Assignment – Every line containing the string "PhotoImpact" is to be copied from the records.

Data for the task –
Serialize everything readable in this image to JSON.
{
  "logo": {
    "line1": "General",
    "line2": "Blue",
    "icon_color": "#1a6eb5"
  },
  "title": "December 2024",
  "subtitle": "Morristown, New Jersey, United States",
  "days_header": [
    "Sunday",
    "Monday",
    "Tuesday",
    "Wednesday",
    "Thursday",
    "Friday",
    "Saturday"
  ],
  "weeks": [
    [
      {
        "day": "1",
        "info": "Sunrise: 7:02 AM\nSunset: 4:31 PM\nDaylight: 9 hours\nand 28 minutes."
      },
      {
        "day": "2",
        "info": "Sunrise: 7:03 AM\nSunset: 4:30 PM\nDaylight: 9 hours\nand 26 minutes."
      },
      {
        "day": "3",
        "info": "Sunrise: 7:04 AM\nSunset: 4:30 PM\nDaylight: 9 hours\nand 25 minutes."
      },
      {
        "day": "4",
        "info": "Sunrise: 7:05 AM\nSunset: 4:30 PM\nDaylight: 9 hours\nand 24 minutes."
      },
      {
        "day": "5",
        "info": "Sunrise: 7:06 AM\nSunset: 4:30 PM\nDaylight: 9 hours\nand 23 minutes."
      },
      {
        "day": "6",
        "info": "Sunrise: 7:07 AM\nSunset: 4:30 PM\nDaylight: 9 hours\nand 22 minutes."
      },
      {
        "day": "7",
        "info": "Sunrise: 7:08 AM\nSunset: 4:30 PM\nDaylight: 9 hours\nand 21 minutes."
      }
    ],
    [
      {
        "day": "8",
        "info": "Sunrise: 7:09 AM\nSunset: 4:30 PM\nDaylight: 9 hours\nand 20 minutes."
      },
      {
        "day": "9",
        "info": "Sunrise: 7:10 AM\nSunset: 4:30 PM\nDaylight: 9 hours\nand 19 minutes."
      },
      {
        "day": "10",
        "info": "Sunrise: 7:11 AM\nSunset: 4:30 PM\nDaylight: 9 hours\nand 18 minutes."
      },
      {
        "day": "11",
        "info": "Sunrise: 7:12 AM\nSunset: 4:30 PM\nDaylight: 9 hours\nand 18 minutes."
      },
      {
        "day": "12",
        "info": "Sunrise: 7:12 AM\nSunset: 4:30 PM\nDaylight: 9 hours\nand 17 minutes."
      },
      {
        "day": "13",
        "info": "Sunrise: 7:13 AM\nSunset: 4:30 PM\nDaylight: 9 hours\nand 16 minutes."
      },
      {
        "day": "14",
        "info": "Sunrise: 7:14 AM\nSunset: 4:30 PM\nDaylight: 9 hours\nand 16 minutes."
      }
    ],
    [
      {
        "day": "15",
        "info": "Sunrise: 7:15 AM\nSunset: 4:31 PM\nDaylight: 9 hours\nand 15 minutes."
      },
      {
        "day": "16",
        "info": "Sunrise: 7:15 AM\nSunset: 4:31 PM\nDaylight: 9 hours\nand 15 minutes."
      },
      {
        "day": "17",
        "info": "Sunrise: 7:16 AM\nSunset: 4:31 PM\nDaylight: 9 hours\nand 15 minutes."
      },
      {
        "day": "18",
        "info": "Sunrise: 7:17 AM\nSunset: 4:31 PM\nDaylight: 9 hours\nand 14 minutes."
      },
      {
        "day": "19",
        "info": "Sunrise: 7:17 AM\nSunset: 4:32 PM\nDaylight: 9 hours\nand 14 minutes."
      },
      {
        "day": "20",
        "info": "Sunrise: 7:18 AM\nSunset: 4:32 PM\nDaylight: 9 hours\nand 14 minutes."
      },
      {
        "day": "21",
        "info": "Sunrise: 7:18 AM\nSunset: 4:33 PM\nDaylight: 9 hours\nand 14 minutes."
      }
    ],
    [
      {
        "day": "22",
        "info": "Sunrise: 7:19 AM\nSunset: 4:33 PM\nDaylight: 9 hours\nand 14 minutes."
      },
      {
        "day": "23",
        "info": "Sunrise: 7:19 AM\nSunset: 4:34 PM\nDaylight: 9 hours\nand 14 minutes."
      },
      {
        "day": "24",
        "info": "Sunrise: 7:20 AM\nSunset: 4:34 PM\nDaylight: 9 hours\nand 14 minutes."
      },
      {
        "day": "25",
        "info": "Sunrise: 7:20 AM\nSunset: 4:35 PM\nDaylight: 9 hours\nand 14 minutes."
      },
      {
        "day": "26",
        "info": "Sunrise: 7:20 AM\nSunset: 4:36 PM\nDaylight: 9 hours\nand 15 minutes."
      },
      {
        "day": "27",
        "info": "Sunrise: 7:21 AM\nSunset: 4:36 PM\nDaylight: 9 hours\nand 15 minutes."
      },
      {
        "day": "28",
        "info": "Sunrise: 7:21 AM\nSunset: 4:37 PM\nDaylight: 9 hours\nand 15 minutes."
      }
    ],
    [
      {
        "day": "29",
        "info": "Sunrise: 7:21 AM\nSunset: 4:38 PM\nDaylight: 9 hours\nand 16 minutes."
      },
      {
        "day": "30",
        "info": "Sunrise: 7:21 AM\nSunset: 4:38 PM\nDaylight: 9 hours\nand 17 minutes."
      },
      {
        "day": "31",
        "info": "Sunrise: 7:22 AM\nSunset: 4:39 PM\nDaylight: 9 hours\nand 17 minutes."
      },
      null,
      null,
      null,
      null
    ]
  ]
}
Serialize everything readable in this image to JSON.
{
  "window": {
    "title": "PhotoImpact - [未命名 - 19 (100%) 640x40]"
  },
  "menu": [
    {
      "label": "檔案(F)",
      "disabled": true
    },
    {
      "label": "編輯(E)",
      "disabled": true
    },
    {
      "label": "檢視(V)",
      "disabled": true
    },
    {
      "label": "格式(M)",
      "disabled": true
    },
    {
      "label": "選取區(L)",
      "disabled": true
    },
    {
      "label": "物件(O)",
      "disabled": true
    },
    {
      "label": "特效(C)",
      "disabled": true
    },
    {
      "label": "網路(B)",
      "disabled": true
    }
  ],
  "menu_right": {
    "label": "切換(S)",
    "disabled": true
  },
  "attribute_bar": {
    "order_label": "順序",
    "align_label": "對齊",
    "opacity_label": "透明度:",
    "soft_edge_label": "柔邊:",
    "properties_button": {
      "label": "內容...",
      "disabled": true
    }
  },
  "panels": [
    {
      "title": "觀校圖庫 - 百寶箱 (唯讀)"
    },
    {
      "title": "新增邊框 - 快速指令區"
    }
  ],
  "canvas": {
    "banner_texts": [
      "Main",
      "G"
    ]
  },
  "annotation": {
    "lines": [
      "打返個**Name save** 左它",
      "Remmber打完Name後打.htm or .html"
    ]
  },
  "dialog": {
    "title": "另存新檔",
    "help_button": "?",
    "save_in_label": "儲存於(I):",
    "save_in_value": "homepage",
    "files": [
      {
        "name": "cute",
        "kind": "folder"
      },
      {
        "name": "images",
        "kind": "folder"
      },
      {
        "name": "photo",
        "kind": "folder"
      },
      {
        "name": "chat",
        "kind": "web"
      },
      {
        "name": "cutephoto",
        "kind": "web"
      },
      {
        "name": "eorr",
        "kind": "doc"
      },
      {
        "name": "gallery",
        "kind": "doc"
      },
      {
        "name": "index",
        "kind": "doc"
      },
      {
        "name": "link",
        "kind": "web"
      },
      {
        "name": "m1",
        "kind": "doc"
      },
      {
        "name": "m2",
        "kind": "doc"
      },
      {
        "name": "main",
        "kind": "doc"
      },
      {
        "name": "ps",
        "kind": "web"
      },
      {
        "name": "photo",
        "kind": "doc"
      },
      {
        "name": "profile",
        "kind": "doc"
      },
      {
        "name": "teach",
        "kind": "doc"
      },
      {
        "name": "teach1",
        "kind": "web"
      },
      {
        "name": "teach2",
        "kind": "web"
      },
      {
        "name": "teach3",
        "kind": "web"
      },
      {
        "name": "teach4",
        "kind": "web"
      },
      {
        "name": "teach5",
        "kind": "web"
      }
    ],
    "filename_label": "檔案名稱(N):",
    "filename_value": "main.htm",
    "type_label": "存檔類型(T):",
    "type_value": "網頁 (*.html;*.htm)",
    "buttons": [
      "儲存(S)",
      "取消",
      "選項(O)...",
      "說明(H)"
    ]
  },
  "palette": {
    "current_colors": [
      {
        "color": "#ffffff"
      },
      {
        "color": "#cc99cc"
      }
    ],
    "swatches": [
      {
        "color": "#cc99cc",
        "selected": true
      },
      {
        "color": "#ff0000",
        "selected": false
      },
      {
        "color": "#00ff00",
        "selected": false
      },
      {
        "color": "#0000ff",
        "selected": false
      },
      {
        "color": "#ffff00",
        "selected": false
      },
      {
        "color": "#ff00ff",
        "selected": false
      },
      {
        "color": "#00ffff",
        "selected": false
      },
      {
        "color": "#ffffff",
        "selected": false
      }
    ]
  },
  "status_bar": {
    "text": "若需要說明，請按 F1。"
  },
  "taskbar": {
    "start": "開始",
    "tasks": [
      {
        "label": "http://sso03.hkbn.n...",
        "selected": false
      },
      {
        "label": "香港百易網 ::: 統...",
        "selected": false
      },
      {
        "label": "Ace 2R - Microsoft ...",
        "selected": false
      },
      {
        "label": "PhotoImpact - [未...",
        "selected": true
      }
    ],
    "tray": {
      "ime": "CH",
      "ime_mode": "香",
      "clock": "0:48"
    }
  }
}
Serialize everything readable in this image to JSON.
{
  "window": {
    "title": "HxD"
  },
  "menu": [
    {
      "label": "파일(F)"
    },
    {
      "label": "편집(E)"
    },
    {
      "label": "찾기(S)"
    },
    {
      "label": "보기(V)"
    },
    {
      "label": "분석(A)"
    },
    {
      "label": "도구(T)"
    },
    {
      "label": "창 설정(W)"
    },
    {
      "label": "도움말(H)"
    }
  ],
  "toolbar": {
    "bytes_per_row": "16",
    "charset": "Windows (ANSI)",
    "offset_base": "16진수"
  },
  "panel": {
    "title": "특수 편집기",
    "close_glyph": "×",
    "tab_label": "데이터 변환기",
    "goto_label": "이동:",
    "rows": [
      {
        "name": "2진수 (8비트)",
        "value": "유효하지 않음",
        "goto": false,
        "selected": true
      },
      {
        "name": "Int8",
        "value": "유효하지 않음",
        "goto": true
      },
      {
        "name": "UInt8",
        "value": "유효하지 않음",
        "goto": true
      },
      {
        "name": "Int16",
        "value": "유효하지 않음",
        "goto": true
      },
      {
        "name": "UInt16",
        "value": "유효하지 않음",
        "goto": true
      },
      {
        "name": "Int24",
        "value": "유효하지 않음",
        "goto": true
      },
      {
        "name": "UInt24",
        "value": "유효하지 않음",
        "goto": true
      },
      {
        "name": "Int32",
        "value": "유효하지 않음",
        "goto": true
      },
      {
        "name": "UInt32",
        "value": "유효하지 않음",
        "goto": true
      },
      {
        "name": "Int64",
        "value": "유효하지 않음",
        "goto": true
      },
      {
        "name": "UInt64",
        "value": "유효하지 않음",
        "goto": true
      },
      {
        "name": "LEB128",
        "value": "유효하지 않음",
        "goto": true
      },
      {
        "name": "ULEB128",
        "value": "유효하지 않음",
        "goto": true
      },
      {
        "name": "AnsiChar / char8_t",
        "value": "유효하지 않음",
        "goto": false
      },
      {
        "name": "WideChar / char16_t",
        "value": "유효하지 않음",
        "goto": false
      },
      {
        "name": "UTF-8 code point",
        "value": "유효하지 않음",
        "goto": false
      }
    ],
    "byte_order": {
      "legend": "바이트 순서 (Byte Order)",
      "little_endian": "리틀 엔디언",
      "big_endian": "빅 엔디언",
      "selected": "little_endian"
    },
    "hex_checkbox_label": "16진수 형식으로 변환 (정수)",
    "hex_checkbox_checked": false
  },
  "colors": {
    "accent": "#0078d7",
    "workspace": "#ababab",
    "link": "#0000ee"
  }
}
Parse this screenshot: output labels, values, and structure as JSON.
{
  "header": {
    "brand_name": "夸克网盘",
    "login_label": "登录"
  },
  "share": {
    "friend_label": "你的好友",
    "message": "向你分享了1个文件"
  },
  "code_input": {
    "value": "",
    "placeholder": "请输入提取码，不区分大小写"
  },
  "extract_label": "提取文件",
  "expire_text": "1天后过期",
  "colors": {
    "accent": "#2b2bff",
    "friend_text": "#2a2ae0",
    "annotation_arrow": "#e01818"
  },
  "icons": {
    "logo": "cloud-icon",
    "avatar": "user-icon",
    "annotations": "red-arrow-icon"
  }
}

Output –
    "title": "PhotoImpact - [未命名 - 19 (100%) 640x40]"
        "label": "PhotoImpact - [未...",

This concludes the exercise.